What's in a word?
For a person with a background in maths and applied sciences I can be unusually pedantic when it comes to words, especially if they are words which convey an important concept. There are some words that I feel have become dulled in our current society through over use and often misuse. For example, in my early 20s I was quite uncomfortable with the use of the word love as I felt that it was bandied about too readily. You can like a bag of crisps and maybe even appreciate it’s wonderful taste but to love it? Really? For this reason I had an alternative phrase that I used with my partner along the lines of the “Ditto” used by the Patrick Swayze character in Ghost (look it up youngsters). I’ve relaxed a little re the word love, which is just as well since Valentine’s day is coming up. However, there are a few educational equivalents of which my particular bête noir is Outstanding (capital used deliberately).
1.Distinguised from others in excellence.
2. Having a quality that thrusts itself into attention.
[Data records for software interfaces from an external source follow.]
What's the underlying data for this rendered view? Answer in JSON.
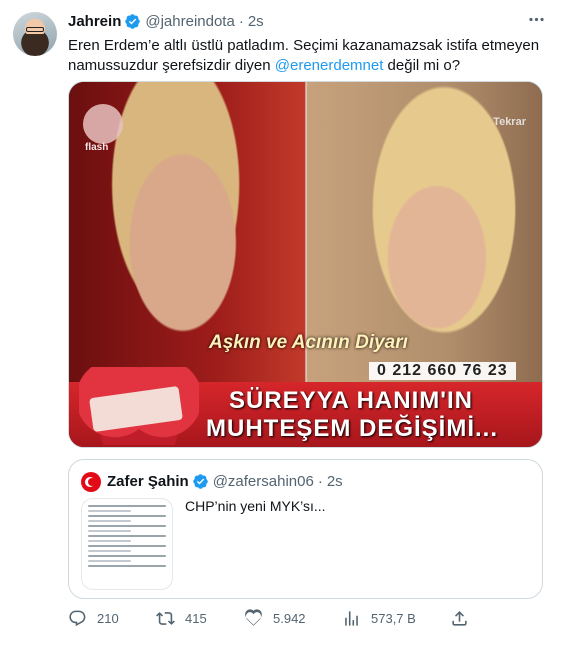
{
  "author": {
    "name": "Jahrein",
    "handle": "@jahreindota",
    "separator": "·",
    "time": "2s"
  },
  "tweet": {
    "text_before": "Eren Erdem’e altlı üstlü patladım. Seçimi kazanamazsak istifa etmeyen namussuzdur şerefsizdir diyen ",
    "mention": "@erenerdemnet",
    "text_after": " değil mi o?"
  },
  "media": {
    "channel_logo_text": "flash",
    "corner_text": "Tekrar",
    "show_title": "Aşkın ve Acının Diyarı",
    "phone_number": "0 212 660 76 23",
    "banner_line1": "SÜREYYA HANIM'IN",
    "banner_line2": "MUHTEŞEM DEĞİŞİMİ..."
  },
  "quote": {
    "name": "Zafer Şahin",
    "handle": "@zafersahin06",
    "separator": "·",
    "time": "2s",
    "text": "CHP’nin yeni MYK’sı..."
  },
  "actions": {
    "replies": "210",
    "retweets": "415",
    "likes": "5.942",
    "views": "573,7 B"
  },
  "colors": {
    "accent": "#1d9bf0",
    "muted": "#536471",
    "text": "#0f1419",
    "border": "#cfd9de"
  },
  "icons": {
    "verified": "verified-badge-icon",
    "more": "more-icon",
    "reply": "reply-icon",
    "retweet": "retweet-icon",
    "like": "heart-icon",
    "views": "views-chart-icon",
    "share": "share-icon"
  }
}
– Word Web app
superior, excellent, distinguished, prominent, remarkable, striking – Dictionary.com
Outstanding is in my view a word which has become dulled by over use in the educational world. Surely for everybody or everything to become outstanding is an oxymoron. If everybody is outstanding then they are all the same and thus no longer distinguished. What do we actually mean by this word?
Within schools we need to be honest. Often what we mean by outstanding is that a teacher has taught a one-off lesson 1, 2 or possibly 3 times a year which meet the current criteria of what OFSTED call Outstanding. Honestly? Is that the only measure of the quality of a teacher’s practice and the quality of learning that students in their care receive? It feels a little reductive and narrow to me.
Consider a teacher with a 20 hr weekly timetable.
Teaching 40 weeks a year.
That’s 800 hrs of teaching on which a max of 3 hrs is judged.
So is that what some members of Senior Leadership Teams throughout the country are throwing around phases like ‘Outstanding Teacher’ based on? Less than half of one percent of a teacher’s annual contact time. That’s it?
• What about longer term outcomes for students?
• What about the exam results of their classes?
• What about student voice?
• What about their contribution to other colleague’s development
• What about, what about, what about?
I would like us to stop using the word Outstanding, it feels a little like using the language of our oppressors. Yes, as professionals we must know OFSTED criteria and yes, we need to know how we will be judged but day-to-day we can use better and more constructive language. If I aim to be Outstanding and then achieve it, then what? Do I stop trying to improve? Do I stop aiming to be better? If I aim to be Outstanding. what happens when Outstanding is the new Good, just as Satisfactory morphed into Requires Improvement in the blink of an eye?
I don’t know about you, but my aim is to continually improve educational outcomes for the students in my care and my job as a school leader is to create conditions for others to do the same. This compels me to want to improve my practice as a classroom practitioner and as a leader. I’ll do this whatever external agencies call it and whether anybody is watching me or not and I’ll expect, encourage and provide opportunities for other people who I am responsible for leading to do the same.
Iorek Byrnisson12th February 2013 at 10:44 pm
An admirable and eloquently written piece – you should be on Room 101!
I blogged earlier today on child-speak and think that this is part of the same problem… I’m desperately trying not to type it…. sod it… dumbing down! It also puts me in mind of something I read earlier on David Didau’s blog. Even the morphed definition of outstanding is, too often, vague. Do you know what would be a better word? Great. As in ‘That lesson was great’. Or ‘The kids did some great work there.’ As you point out, the very notion of everyone being outstanding is nonsense. But we can all be great; SLTs, teachers, parents, pupils. And where we’re not great, we can aspire to greatness; for ourselves and for those we teach.
ieshasmall4th April 2013 at 9:27 am
I like the idea of aspiring to greatness…